I’m getting tired of blockbusters.
I don’t mean in a Martin Scorcese “Marvel movies aren’t cinema” kind of way. I can still enjoy the movies themselves. I found Captain Marvel tons of fun despite its flaws. I’m still thrilled Black Panther was nominated for Best Picture this past year, even though it had little hope of winning. And I hope that somehow the Black Widow movie promised us in the near future will turn out to be so good it will overcome my reluctance to invest emotionally in a character I’ve already seen die.
It’s not the movies I find so wearying, but rather the verbal diarrhea that all too often surrounds them, the inevitable junk talk that surfaces every time a big-budget SFF or action-adventure movie showcases a hero who isn’t a white man.
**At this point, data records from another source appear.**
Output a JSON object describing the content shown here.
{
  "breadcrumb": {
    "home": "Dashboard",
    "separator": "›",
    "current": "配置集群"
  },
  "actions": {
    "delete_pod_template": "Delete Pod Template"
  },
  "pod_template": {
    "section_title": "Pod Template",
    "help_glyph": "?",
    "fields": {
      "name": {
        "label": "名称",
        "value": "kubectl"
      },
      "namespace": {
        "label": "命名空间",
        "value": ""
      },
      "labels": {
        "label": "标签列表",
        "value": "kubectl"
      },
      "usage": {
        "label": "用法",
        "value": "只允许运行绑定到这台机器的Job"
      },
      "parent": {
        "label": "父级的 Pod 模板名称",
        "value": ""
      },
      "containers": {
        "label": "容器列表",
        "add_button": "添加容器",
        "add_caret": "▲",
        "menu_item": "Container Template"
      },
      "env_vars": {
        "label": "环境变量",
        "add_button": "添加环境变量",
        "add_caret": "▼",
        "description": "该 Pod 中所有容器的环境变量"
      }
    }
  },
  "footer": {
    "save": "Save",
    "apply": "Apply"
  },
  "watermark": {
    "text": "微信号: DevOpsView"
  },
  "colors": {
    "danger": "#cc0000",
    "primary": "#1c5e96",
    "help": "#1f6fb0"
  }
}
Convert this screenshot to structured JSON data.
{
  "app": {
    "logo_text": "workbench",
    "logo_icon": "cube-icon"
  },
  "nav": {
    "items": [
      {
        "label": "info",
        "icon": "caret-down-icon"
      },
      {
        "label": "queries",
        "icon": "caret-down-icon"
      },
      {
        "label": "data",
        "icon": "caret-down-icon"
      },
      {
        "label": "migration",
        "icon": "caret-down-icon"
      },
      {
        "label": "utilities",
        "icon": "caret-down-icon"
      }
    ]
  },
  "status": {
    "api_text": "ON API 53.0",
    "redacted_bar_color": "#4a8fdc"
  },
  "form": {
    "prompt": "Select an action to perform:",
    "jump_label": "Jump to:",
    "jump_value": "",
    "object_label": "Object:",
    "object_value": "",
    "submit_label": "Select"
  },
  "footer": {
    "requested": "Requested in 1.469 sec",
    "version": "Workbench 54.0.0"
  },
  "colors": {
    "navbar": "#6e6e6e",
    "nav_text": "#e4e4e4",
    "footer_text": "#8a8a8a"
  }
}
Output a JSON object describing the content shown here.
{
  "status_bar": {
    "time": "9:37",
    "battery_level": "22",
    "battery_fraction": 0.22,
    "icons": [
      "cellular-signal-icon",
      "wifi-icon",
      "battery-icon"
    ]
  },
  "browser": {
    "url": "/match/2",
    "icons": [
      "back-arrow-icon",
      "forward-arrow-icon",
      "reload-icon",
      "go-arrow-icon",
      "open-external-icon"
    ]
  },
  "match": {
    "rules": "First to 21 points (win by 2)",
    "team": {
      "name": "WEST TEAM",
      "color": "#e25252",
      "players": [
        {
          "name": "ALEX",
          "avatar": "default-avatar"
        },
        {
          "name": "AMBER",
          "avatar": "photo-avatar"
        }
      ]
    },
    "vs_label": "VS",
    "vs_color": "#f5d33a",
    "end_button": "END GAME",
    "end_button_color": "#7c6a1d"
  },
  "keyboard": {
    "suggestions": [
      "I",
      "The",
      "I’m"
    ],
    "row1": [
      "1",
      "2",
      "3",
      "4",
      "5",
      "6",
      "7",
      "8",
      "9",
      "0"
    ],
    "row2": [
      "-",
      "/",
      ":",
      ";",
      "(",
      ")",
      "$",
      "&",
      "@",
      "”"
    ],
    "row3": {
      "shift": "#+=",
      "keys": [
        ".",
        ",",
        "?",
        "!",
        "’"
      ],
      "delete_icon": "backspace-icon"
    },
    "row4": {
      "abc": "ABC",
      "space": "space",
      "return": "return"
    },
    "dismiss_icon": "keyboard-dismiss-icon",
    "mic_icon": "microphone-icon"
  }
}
Let the lead of such a project be a woman or anyone of color, and at once the movie becomes “too political,” or it suddenly has an “agenda,” or it’s fresh evidence of “political correctness run amok.” The guys who spout this talk — yes, it’s almost always guys — are quick to point out they don’t have anything against a women being action or SFF heroes, since after all they loved Ellen Ripley and Sarah Connor (until Terminator: Dark Fate, at least). It’s telling that they have to reach all the way back to the early ’90s to find the last female hero they approved of.
This kind of talk makes it hard for me to look forward to Star Wars Episode IX: The Rise of Skywalker with unalloyed pleasure, even though I still want to see it. What I find myself looking forward to instead is Greta Gerwig’s upcoming adaptation of Louisa May Alcott’s children’s-lit classic Little Women, which has garnered quite a bit of positive early buzz. It’s a bit hard to accuse a story that has centered on women for over a hundred years of being “PC culture run amok.”
The toxic noise that attends so many blockbusters makes me all the more grateful for the non-blockbuster films in my life. This year I’ve had the chance to see a number of movies, ranging from good to wonderful, that feature messy, complicated female leads, some brilliant, some defiant, some confused, but all interesting: Kasi Lemmons’ Harriet (good); British import Wild Rose (good); Gloria Bell, starring Julianne Moore (very good); Olivia Wilde’s directorial debut Booksmart (wonderful); and Lulu Wang’s The Farewell and Rian Johnson’s Knives Out, among the best-reviewed movies of the year (phenomenal). (Still on my need-to-see list: Fast Color and The Souvenir.) The women in these movies can exist, in their complex ways, without a legion of loudmouths crying foul. And what a relief that is.
This year I have Oscar hopes — more than I had this time last year, when I knew Black Panther was unlikely to win and I hadn’t seen The Favourite yet. Not all of them are, or are from, woman-centric movies, but they have all delighted me in one way or another.
Best Picture: Knives Out; A Beautiful Day in the Neighborhood; The Farewell.
Best Director: Lulu Wang (The Farewell); Rian Johnson (Knives Out); Olivia Wilde (Booksmart)
Best Actor: Daniel Craig (Knives Out); Tom Hanks (A Beautiful Day in the Neighborhood); Willem Dafoe (The Lighthouse)
Best Actress: Awkwafina (The Farewell); Ana de Armas (Knives Out); Cynthia Erivo (Harriet); Jessie Buckley (Wild Rose); Julianne Moore (Gloria Bell)
Best Screenplay: Knives Out; The Farewell; Booksmart
Best Animated Feature (and Least Ulcer-Inducing Blockbuster): Toy Story 4
Movies That May Be a Factor, but I’m Not Interested In: The Irishman; Richard Jewell; Uncut Gems; Dark Waters; Cats; Ford vs. Ferrari
Movies That May Be a Factor, and I’m Curious About (besides Little Women): Portrait of a Lady on Fire; 1917; Clemency; Just Mercy; The Parasite; Waves